By recognizing the unique challenges faced by leaders with disabilities, organizations can build more comprehensive diversity policies to create an inclusive environment for all employees. Historically, executive level leaders have felt the need to be seen as superhuman in order to survive, a culture that has resulted in displaying one of invincibility and infallibility. This needs to change because once higher level corporate executives realize a disability is not a disadvantage in the corporate culture, the entire corporate structure, from the top down, will make way for real systemic change.
There’s an art and a science to pretty much everything in life and surviving for weeks on end in the ICU is no different. With a majority of medical professionals being woefully under trained in all of the secondary complications accompanying spinal cord injury, the thought of trying to stay alive while you’re in the hospital can be a daunting prospect -especially when you have to play your own investigator in assisting these professionals with your diagnoses.
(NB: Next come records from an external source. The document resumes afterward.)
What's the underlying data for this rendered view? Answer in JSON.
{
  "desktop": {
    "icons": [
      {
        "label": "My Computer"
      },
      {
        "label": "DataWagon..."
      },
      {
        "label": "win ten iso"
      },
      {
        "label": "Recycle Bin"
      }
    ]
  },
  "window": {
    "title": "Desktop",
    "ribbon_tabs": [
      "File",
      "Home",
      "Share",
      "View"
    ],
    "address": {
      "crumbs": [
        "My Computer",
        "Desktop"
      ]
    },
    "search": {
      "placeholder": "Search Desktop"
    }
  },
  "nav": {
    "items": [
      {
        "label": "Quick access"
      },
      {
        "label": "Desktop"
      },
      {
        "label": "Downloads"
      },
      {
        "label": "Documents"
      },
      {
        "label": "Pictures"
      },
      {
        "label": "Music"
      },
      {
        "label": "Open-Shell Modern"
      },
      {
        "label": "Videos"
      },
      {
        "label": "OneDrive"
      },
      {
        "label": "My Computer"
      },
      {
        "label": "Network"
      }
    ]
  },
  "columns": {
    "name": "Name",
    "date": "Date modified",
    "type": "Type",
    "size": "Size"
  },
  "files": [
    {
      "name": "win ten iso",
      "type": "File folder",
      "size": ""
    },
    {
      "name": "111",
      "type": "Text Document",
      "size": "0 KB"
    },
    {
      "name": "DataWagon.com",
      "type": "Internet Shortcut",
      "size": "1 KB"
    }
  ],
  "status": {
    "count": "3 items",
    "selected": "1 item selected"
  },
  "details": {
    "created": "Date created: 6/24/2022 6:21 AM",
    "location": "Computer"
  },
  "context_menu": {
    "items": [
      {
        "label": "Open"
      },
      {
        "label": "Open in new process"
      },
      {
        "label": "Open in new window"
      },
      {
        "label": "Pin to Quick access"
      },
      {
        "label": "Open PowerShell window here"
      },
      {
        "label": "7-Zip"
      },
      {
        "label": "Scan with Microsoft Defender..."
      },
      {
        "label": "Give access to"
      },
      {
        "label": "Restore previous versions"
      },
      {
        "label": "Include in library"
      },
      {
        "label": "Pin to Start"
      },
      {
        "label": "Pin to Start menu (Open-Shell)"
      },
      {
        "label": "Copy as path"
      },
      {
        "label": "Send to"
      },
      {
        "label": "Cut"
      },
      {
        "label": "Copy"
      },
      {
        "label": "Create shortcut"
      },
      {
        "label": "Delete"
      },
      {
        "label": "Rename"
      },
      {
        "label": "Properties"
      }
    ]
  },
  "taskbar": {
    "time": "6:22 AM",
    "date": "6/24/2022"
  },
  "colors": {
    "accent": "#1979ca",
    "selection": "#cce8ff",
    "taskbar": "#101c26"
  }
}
However, while there’s definitely a certain amount of research, planning, and preparation that needs to be thought out by the patient when you are essentially locked into the hospital by your medical professionals; you can have a little fun with it as well. Living on the edge of life and death, as many folks with spinal cord injury will very likely attest to, I find taking a dark humor outlook on most situations to be healing for my body, and my soul.
Despite my long ICU stay in 2016, I maintained a cheery disposition, but this time I decided to do something a little bit wackier to pass the time. What pray tell did I do you may ask?
It’s hard to believe that it’s only the middle of February and with the state of affairs in the world today I try very hard to focus my energy on affecting change in whatever capacity I am able to in order to bring a little bit of light into this world. I’ve said this time and time again, but kindness, positivity, and perseverance go a long way in my book.
I would be a hypocrite if I didn’t attempt to put actions to my words. So, I have made quick work of focusing on two new Blue Cross and Blue Shield cases, which I believe are so important for so many who are disabled.
My overarching mission in these constant insurance battles is not to just simply win “stuff” from insurance companies, but rather to strategically attain medically necessary durable medical equipment that not only improves the quality of so many people’s lives, including my own, but our independence and dignity.
The challenge lies in that many of our health insurance policies are simply outdated and many of them do not factor in the special needs for those who are severely disabled. With that said, it is my goal to create a host of documents with letters of medical necessity written, so patients can just hand them to their doctors and fill in the necessary personal information.
I’m working to change the system from the inside out, but in the meantime many of us really need to learn how to operate and navigate within the broken system we are currently faced with. It’s not easy and most people don’t have the time, energy, or know-how to get things accomplished. Unfortunately, many people just take their insurance policy at its word and don’t test the system.
Change does not come from blind compliance!
We have to push the boundaries because we are, the disabled community, a very much forgotten about segment of the population in the eyes of health insurance policies.